(Recorded data)
▬▬▬▬▬▬▬▬▬▬

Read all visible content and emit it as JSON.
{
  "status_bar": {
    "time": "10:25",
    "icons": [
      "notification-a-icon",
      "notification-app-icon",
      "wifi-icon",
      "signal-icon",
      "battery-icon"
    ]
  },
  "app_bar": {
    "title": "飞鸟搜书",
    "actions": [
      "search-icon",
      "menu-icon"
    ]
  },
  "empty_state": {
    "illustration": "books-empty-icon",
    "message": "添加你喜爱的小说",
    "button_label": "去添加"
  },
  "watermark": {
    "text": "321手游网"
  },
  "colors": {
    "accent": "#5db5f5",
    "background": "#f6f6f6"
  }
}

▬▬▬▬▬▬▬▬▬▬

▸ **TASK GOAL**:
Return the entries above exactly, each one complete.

▸ **RESULT**:
Read all visible content and emit it as JSON.
{
  "status_bar": {
    "time": "10:25",
    "icons": [
      "notification-a-icon",
      "notification-app-icon",
      "wifi-icon",
      "signal-icon",
      "battery-icon"
    ]
  },
  "app_bar": {
    "title": "飞鸟搜书",
    "actions": [
      "search-icon",
      "menu-icon"
    ]
  },
  "empty_state": {
    "illustration": "books-empty-icon",
    "message": "添加你喜爱的小说",
    "button_label": "去添加"
  },
  "watermark": {
    "text": "321手游网"
  },
  "colors": {
    "accent": "#5db5f5",
    "background": "#f6f6f6"
  }
}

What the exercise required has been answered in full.